In this article, we will show you how to remove a file in GNU/Linux systems using the
Removing File with
unlink is a command-line utility for removing a single file.
The syntax of the
unlink command is as follows:
filename is the name of the file you want to remove. On success, the command doesn’t produce any output and returns zero.
unlink command accepts only two options,
--help which displays the command help and
--version which shows the version information.
Be extra cautious when removing files using the
unlink command, because once the file is deleted, it cannot be fully recovered.
Unlike the more powerful
unlink can accept only a single argument which means that you can delete only one file. If you try to remove more than one file, you will get “unlink: extra operand” error.
When removing symbolic links with
unlink, the file the symlink points to is not removed.
To remove a given file, you need to have writing permissions on the directory containing that file. Otherwise, you will get “Operation not permitted” error.
For example, if you try to remove the file
file3.txt under the
/opt directory which is owned by root:
The system will print the following message:
unlink: cannot unlink '/opt/file2.txt': Permission denied
On GNU/Linux systems
unlink can never delete a directory. If you try to remove a directory:
You will get the following message:
unlink: cannot unlink 'dir1': Is a directory

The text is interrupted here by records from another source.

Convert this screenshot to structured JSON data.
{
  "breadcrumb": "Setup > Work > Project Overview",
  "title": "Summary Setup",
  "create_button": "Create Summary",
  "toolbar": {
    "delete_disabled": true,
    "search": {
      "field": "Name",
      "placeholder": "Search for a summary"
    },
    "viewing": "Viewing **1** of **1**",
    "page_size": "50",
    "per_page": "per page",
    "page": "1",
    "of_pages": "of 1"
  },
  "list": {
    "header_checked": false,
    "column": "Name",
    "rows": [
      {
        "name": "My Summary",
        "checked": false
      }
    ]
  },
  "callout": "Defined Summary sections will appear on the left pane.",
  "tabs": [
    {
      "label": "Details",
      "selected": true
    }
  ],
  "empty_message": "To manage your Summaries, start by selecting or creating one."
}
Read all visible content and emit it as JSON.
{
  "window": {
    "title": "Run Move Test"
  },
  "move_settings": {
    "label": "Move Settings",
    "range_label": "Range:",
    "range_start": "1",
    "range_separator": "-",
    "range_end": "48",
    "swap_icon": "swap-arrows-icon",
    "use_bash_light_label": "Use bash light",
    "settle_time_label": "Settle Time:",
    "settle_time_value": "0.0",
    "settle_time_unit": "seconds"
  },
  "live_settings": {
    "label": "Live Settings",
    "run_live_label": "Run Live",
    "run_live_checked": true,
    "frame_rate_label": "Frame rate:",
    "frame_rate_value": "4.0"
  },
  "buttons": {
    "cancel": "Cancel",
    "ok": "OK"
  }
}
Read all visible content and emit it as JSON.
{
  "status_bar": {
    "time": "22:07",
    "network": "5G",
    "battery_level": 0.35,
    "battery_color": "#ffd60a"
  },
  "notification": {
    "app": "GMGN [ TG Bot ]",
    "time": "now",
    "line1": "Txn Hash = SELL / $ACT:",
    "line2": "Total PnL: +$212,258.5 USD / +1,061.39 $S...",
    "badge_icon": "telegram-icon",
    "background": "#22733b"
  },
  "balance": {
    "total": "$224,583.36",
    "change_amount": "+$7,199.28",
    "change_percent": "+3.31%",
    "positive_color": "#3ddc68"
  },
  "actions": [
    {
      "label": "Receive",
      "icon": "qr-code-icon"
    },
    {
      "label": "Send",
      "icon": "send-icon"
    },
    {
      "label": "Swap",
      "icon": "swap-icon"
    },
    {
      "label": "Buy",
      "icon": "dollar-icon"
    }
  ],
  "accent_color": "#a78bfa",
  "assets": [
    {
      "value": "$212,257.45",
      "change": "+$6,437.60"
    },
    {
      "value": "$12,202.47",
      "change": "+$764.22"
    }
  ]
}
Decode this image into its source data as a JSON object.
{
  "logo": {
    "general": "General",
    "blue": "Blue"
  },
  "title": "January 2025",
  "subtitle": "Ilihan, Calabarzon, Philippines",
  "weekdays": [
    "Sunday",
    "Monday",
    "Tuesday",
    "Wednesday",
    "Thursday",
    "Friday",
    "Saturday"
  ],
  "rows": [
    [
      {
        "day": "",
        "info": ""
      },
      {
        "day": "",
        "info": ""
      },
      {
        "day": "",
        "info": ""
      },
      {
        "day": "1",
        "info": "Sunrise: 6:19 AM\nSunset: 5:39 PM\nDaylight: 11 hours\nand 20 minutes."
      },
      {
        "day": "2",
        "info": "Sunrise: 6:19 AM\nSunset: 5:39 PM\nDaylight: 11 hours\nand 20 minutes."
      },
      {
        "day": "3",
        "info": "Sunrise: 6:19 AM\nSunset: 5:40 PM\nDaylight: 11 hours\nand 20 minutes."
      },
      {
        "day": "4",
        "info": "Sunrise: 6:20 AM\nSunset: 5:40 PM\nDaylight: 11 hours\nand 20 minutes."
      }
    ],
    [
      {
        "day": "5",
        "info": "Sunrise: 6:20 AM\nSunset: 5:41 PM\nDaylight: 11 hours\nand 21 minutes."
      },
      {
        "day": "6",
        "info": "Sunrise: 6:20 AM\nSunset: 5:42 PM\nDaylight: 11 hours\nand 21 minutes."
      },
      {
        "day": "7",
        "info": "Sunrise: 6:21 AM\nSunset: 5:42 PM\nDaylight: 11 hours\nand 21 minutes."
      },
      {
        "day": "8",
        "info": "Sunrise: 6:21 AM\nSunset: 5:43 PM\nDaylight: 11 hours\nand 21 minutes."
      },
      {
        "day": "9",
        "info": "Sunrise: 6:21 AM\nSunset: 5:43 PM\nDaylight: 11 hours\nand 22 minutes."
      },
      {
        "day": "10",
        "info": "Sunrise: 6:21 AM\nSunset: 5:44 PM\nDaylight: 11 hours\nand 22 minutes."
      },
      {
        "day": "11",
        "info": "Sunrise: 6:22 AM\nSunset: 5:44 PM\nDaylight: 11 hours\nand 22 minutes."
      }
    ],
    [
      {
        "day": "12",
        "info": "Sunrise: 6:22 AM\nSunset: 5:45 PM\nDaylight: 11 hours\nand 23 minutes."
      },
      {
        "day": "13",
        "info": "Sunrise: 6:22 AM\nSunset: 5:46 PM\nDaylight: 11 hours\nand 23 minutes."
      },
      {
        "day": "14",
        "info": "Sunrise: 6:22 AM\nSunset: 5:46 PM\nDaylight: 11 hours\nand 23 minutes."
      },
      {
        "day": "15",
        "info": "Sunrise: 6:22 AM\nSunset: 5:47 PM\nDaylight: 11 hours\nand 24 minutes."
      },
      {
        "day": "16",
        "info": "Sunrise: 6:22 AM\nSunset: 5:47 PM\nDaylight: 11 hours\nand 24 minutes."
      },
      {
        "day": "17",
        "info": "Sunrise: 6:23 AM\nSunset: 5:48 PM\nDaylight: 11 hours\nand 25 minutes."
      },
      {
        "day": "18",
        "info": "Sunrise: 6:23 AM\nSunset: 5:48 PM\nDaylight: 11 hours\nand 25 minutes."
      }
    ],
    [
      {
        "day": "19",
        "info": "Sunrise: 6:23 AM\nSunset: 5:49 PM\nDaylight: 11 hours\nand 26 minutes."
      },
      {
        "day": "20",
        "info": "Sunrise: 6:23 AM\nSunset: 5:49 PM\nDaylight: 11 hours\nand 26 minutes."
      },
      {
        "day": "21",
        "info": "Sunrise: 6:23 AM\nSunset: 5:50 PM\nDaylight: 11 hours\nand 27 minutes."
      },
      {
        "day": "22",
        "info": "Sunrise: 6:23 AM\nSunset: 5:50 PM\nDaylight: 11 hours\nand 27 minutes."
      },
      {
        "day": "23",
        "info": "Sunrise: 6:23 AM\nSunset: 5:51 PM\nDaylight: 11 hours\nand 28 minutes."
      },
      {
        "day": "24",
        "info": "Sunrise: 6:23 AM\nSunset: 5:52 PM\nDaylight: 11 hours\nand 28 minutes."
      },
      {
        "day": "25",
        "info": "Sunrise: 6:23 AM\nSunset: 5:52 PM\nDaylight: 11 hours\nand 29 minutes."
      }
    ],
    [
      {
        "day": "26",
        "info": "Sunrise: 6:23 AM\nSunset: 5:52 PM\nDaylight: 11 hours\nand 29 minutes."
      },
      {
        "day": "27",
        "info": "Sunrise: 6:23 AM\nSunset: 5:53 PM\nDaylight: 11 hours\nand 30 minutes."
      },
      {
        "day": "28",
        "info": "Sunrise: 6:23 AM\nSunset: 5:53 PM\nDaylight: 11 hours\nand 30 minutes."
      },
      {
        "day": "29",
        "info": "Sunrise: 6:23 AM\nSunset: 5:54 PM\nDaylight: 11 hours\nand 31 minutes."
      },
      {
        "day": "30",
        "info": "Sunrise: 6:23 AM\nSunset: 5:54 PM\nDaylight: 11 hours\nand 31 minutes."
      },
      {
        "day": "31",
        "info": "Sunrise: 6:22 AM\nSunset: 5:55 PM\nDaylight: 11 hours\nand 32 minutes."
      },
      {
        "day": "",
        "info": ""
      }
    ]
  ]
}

Removing files with
unlink is a simple process, but you must be careful not to delete relevant data.